Professor Yasir Suleiman, Chair of the Board of Trustees, said, “The novels on the longlist for this, the fifteenth prize cycle, continue to explore a range of themes that deal with fracture and the unresolved questions that have bedeviled the relationship of Arab society and culture with its various strands and with the external Other. Voices from the margins of society are made to speak and question in different registers of exclusion and resistance that articulate the feeling of alienation, bewilderment, and, at the margins, some nascent hope.

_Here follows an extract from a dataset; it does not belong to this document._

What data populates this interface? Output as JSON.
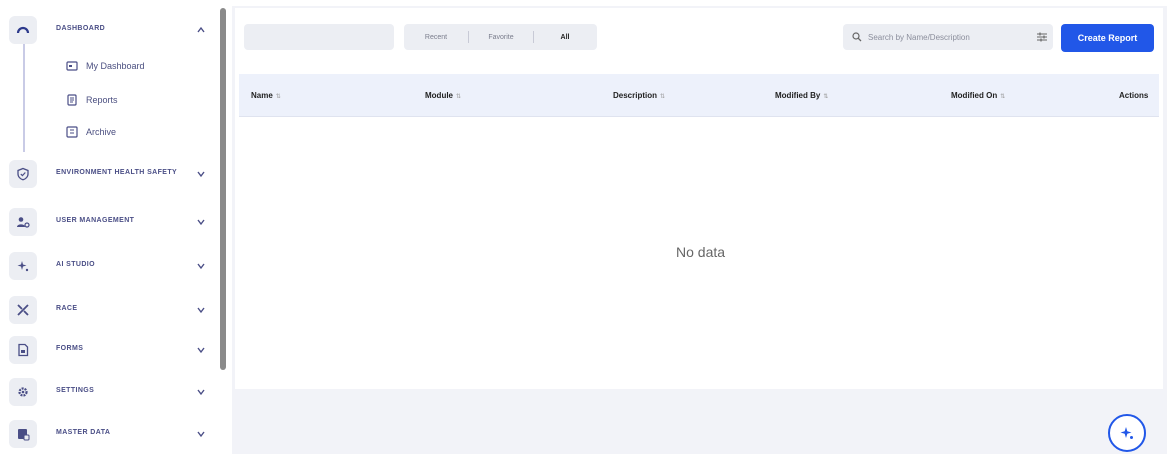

Despite their considerable local achievements on the Arab literary scene, authors on this list are poised to be celebrated by a broad pan-Arab readership at home and in the diaspora.”
The six shortlisted titles will be chosen by the judges from the longlist and announced in March 2022. The winner of the prize will be announced in May 2022
In fulfilling its ambition to increase the international reach of Arabic fiction, the Prize provides funding for English translation for its winners. Winning novels published in English include Hoda Barakat’s The Night Mail (translated as Voices of the Lost, Oneworld); Rabai al-Madhoun’s Fractured Destinies: Concerto of the Holocaust and Al Nakba (Hoopoe); Shukri Mabkhout’s The Italian (Europa Editions); Ahmed Saadawi’s Frankenstein in Baghdad (Oneworld, UK, and Penguin Books, US); Saud Alsanousi’s The Bamboo Stalk; Mohammed Achaari’s The Arch and the Butterfly; Raja Alem’s The Dove’s Necklace (Duckworth, UK, and Overlook Press, US); Abdo Khal’s Spewing Sparks as Big as Castles; Youssef Ziedan’s Azazeel (Atlantic Books); and Bahaa Taher’s Sunset Oasis (Sceptre).
2021 saw the publication into English of several novels recognized by the prize, including Sarajevo Firewood by Said Khatibi (shortlisted 2020), translated by Paul Starkey and published by Banipal Books; Aziz Mohammed’s The Critical Case of “K” (shortlisted 2018) translated by Humphrey Davies and published by Hoopoe; All the Women Inside Me by Jana Elhassan (shortlisted 2013 as Me, She and the Other Women) and Summer with the Enemy by Shahla Ujayli (shortlisted 2019), both translated by Michelle Hartman and published by Interlink Books (USA); Hot Maroc by Yassin Adnan (longlisted 2017), translated by Alexander E. Elinson and published by Syracuse University Press; The Book Smuggler by Omaima Al-Khamis (longlisted as Voyage of the Cranes in the Cities of Agate in 2019), translated by Sarah Enany and published by Hoopoe. Sarah Enany’s translation of Rasha Adly’s 2018-longlisted novel Passion (translated as The Girl with Braided Hair) has just been announced as the winner of the 2021 Saif Ghobash Banipal Prize for Arabic Literary Translation.
2022 will see the publication in English of Jalal Barjas’ Notebooks of the Bookseller (winner of the 2021 prize) and The King of India by Jabbour Douaihy (shortlisted 2020), both by Interlink. Douaihy’s 2012-shortlisted novel The Vagrant will also be published by Seagull. Other titles include two shortlisted books from 2021, The Calamity of the Nobility by Amira Ghenim (Europa Editions) and The Bird Tattoo by Dunya Mikhail (US publisher Pegasus). Interlink has acquired the English-language rights for Tashari by Inaam Kachachi (shortlisted 2014), while Gallimard has secured French rights for Kachachi’s 2019-shortlisted novel The Outcast.